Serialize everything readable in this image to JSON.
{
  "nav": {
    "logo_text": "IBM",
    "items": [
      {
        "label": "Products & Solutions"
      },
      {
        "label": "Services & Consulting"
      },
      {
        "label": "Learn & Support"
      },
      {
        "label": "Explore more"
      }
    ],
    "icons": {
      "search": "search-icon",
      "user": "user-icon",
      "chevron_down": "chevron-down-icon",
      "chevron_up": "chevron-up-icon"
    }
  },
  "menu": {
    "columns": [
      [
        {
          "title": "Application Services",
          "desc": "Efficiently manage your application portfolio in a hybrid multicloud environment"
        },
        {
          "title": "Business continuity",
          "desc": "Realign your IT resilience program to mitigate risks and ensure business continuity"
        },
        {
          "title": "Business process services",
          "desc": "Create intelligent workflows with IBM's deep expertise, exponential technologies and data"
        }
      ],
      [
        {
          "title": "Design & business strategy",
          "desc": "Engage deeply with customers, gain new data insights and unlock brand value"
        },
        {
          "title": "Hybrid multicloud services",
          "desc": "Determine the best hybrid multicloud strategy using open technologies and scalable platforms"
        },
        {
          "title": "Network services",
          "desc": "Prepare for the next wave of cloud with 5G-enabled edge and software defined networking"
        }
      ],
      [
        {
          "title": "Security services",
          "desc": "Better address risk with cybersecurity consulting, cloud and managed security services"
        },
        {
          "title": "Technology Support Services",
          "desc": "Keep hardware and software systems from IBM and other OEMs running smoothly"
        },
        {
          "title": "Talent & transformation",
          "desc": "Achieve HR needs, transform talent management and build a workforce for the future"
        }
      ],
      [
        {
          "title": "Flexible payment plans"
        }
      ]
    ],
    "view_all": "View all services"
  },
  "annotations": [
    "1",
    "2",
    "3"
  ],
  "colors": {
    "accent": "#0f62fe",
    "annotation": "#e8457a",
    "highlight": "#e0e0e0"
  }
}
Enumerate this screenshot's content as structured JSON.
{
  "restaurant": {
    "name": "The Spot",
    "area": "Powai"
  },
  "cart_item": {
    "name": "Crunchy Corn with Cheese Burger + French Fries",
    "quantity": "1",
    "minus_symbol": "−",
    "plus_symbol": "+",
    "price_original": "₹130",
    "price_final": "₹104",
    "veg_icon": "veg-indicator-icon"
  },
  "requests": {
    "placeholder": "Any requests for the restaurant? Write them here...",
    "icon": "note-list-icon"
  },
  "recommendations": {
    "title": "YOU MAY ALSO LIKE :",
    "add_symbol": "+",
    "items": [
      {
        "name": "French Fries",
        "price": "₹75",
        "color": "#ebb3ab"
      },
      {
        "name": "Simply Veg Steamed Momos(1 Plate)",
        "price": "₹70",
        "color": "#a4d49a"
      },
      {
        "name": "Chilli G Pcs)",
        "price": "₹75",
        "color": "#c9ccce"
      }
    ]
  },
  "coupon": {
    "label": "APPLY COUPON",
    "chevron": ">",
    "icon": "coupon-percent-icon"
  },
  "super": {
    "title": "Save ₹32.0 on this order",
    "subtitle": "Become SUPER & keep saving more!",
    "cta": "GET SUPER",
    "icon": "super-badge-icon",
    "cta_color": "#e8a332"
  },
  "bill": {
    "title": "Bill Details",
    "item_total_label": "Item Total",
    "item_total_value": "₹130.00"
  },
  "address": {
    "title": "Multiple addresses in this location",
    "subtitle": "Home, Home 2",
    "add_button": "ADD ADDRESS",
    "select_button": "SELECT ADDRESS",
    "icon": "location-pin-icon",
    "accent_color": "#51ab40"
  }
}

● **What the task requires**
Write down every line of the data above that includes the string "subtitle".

● **Reply**
    "subtitle": "Become SUPER & keep saving more!",
    "subtitle": "Home, Home 2",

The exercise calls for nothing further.